## Problem details
Write out every record below exactly as it stands, leaving the pictures out.

[Website and app data records]
========================

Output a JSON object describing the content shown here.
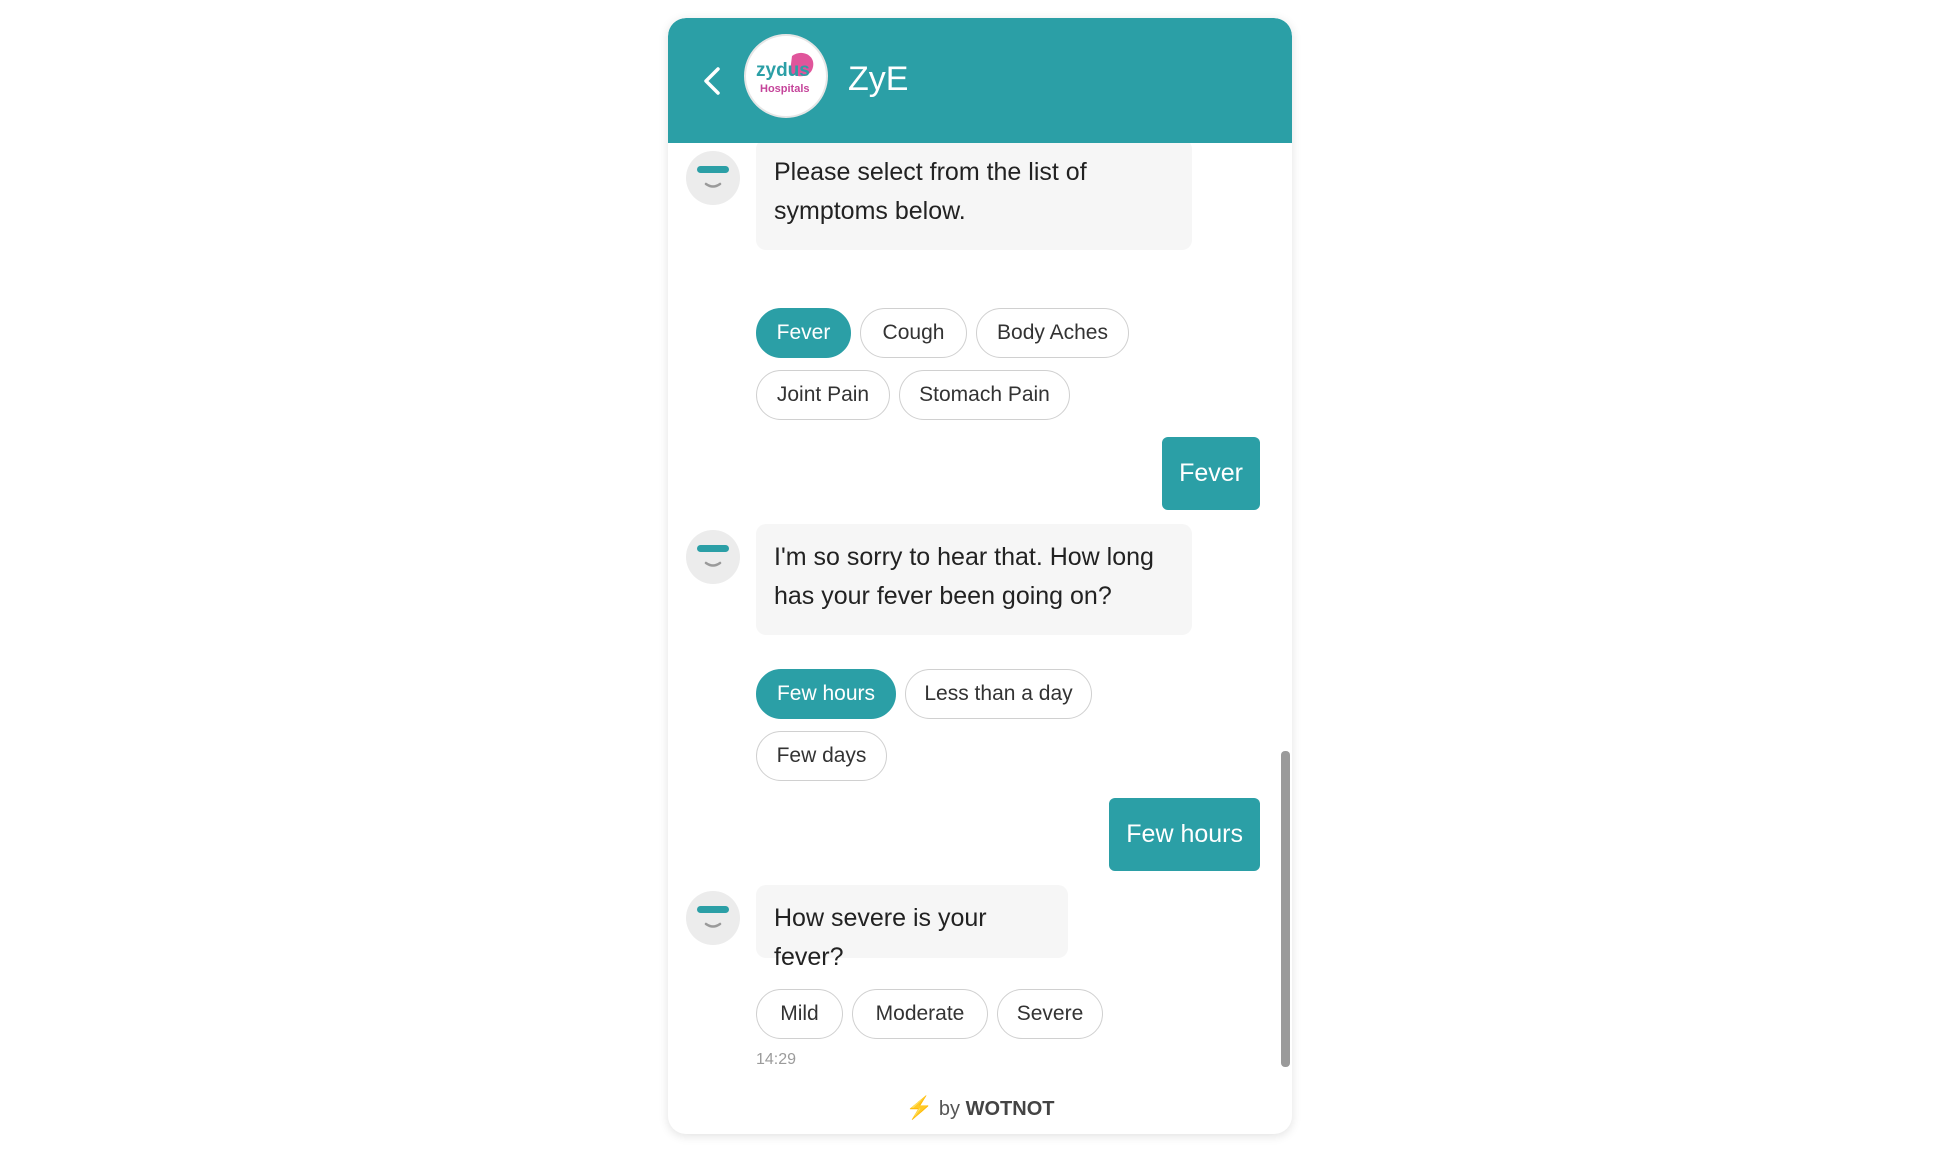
{
  "header": {
    "title": "ZyE",
    "back_icon": "chevron-left-icon",
    "logo": {
      "line1": "zydus",
      "line2": "Hospitals"
    },
    "color": "#2b9fa6"
  },
  "messages": {
    "bot1": {
      "text": "Please select from the list of symptoms below."
    },
    "chips1": [
      "Fever",
      "Cough",
      "Body Aches",
      "Joint Pain",
      "Stomach Pain"
    ],
    "user1": "Fever",
    "bot2": {
      "text": "I'm so sorry to hear that. How long has your fever been going on?"
    },
    "chips2": [
      "Few hours",
      "Less than a day",
      "Few days"
    ],
    "user2": "Few hours",
    "bot3": {
      "text": "How severe is your fever?"
    },
    "chips3": [
      "Mild",
      "Moderate",
      "Severe"
    ],
    "timestamp": "14:29"
  },
  "footer": {
    "bolt_icon": "lightning-icon",
    "by": "by",
    "brand": "WOTNOT"
  },
  "colors": {
    "accent": "#2b9fa6",
    "bot_bubble": "#f6f6f6",
    "chip_border": "#d0d0d0"
  }
}
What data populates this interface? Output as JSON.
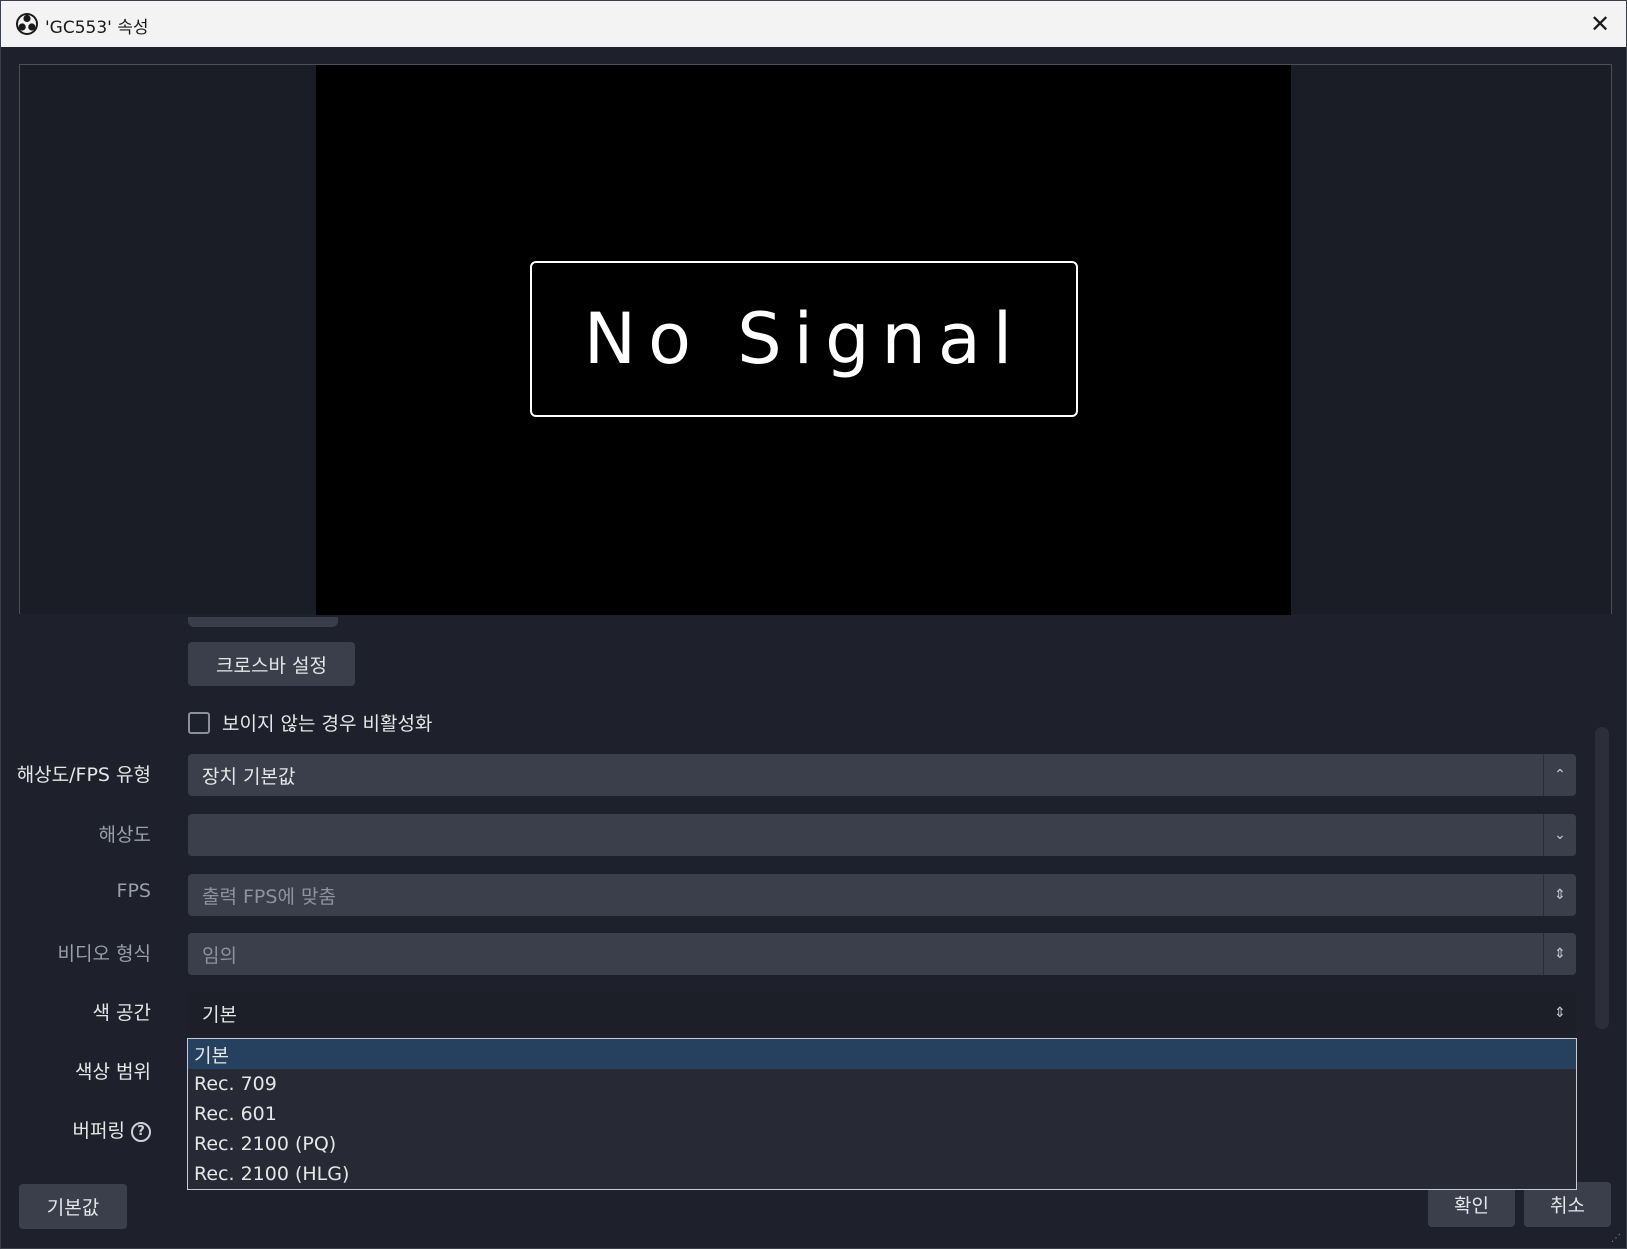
{
  "window": {
    "title": "'GC553' 속성",
    "close_symbol": "✕"
  },
  "preview": {
    "message": "No Signal"
  },
  "properties": {
    "crossbar_button": "크로스바 설정",
    "deactivate_checkbox": {
      "label": "보이지 않는 경우 비활성화",
      "checked": false
    },
    "rows": {
      "resolution_fps_type": {
        "label": "해상도/FPS 유형",
        "value": "장치 기본값"
      },
      "resolution": {
        "label": "해상도",
        "value": ""
      },
      "fps": {
        "label": "FPS",
        "value": "출력 FPS에 맞춤"
      },
      "video_format": {
        "label": "비디오 형식",
        "value": "임의"
      },
      "color_space": {
        "label": "색 공간",
        "value": "기본"
      },
      "color_range": {
        "label": "색상 범위"
      },
      "buffering": {
        "label": "버퍼링",
        "help_symbol": "?"
      }
    },
    "color_space_options": [
      "기본",
      "Rec. 709",
      "Rec. 601",
      "Rec. 2100 (PQ)",
      "Rec. 2100 (HLG)"
    ],
    "color_space_selected": "기본"
  },
  "footer": {
    "defaults_button": "기본값",
    "ok_button": "확인",
    "cancel_button": "취소"
  },
  "colors": {
    "background": "#1e212b",
    "control": "#3b3f4c",
    "selection": "#26405f"
  }
}
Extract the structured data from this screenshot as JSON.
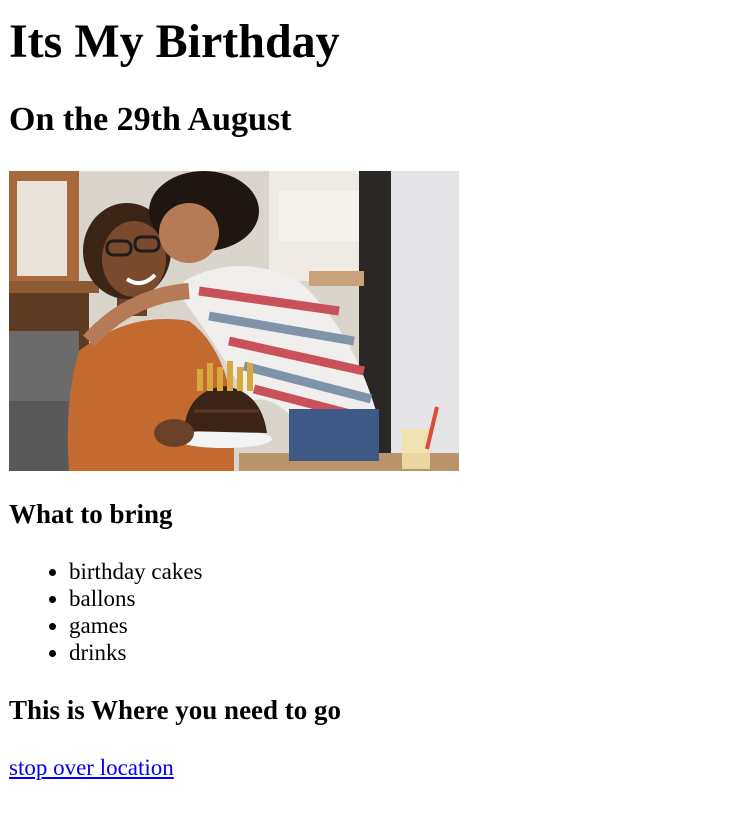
{
  "page": {
    "title": "Its My Birthday",
    "subtitle": "On the 29th August"
  },
  "bring": {
    "heading": "What to bring",
    "items": [
      "birthday cakes",
      "ballons",
      "games",
      "drinks"
    ]
  },
  "location": {
    "heading": "This is Where you need to go",
    "link_text": "stop over location"
  },
  "colors": {
    "link": "#0000ee",
    "text": "#000000",
    "background": "#ffffff"
  }
}
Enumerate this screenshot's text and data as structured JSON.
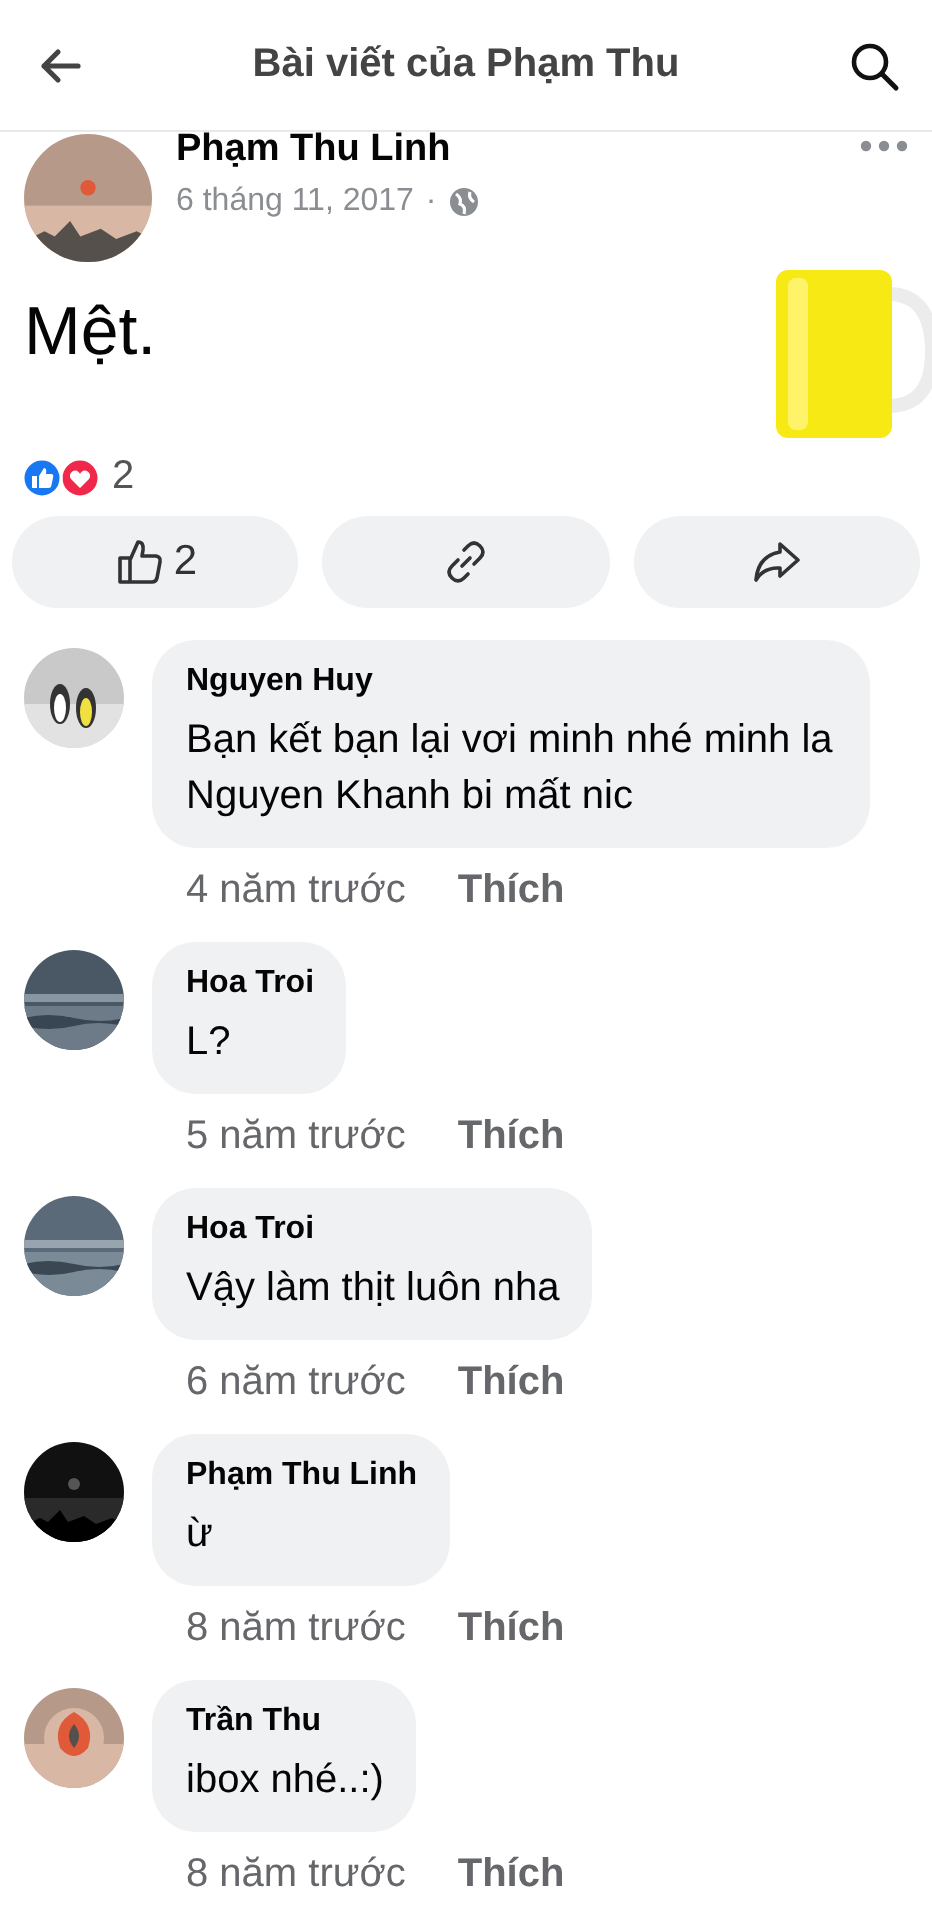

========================

## Reply to the task
Output a JSON object describing the content shown here.
{
  "header": {
    "title": "ZyE",
    "back_icon": "chevron-left-icon",
    "logo": {
      "line1": "zydus",
      "line2": "Hospitals"
    },
    "color": "#2b9fa6"
  },
  "messages": {
    "bot1": {
      "text": "Please select from the list of symptoms below."
    },
    "chips1": [
      "Fever",
      "Cough",
      "Body Aches",
      "Joint Pain",
      "Stomach Pain"
    ],
    "user1": "Fever",
    "bot2": {
      "text": "I'm so sorry to hear that. How long has your fever been going on?"
    },
    "chips2": [
      "Few hours",
      "Less than a day",
      "Few days"
    ],
    "user2": "Few hours",
    "bot3": {
      "text": "How severe is your fever?"
    },
    "chips3": [
      "Mild",
      "Moderate",
      "Severe"
    ],
    "timestamp": "14:29"
  },
  "footer": {
    "bolt_icon": "lightning-icon",
    "by": "by",
    "brand": "WOTNOT"
  },
  "colors": {
    "accent": "#2b9fa6",
    "bot_bubble": "#f6f6f6",
    "chip_border": "#d0d0d0"
  }
}
What data populates this interface? Output as JSON.
{
  "window": {
    "title": "'GC553' 속성",
    "close_symbol": "✕"
  },
  "preview": {
    "message": "No Signal"
  },
  "properties": {
    "crossbar_button": "크로스바 설정",
    "deactivate_checkbox": {
      "label": "보이지 않는 경우 비활성화",
      "checked": false
    },
    "rows": {
      "resolution_fps_type": {
        "label": "해상도/FPS 유형",
        "value": "장치 기본값"
      },
      "resolution": {
        "label": "해상도",
        "value": ""
      },
      "fps": {
        "label": "FPS",
        "value": "출력 FPS에 맞춤"
      },
      "video_format": {
        "label": "비디오 형식",
        "value": "임의"
      },
      "color_space": {
        "label": "색 공간",
        "value": "기본"
      },
      "color_range": {
        "label": "색상 범위"
      },
      "buffering": {
        "label": "버퍼링",
        "help_symbol": "?"
      }
    },
    "color_space_options": [
      "기본",
      "Rec. 709",
      "Rec. 601",
      "Rec. 2100 (PQ)",
      "Rec. 2100 (HLG)"
    ],
    "color_space_selected": "기본"
  },
  "footer": {
    "defaults_button": "기본값",
    "ok_button": "확인",
    "cancel_button": "취소"
  },
  "colors": {
    "background": "#1e212b",
    "control": "#3b3f4c",
    "selection": "#26405f"
  }
}
Extract the structured data from this screenshot as JSON.
{
  "page": {
    "title": "Its My Birthday",
    "subtitle": "On the 29th August"
  },
  "bring": {
    "heading": "What to bring",
    "items": [
      "birthday cakes",
      "ballons",
      "games",
      "drinks"
    ]
  },
  "location": {
    "heading": "This is Where you need to go",
    "link_text": "stop over location"
  },
  "colors": {
    "link": "#0000ee",
    "text": "#000000",
    "background": "#ffffff"
  }
}
Enumerate this screenshot's text and data as structured JSON.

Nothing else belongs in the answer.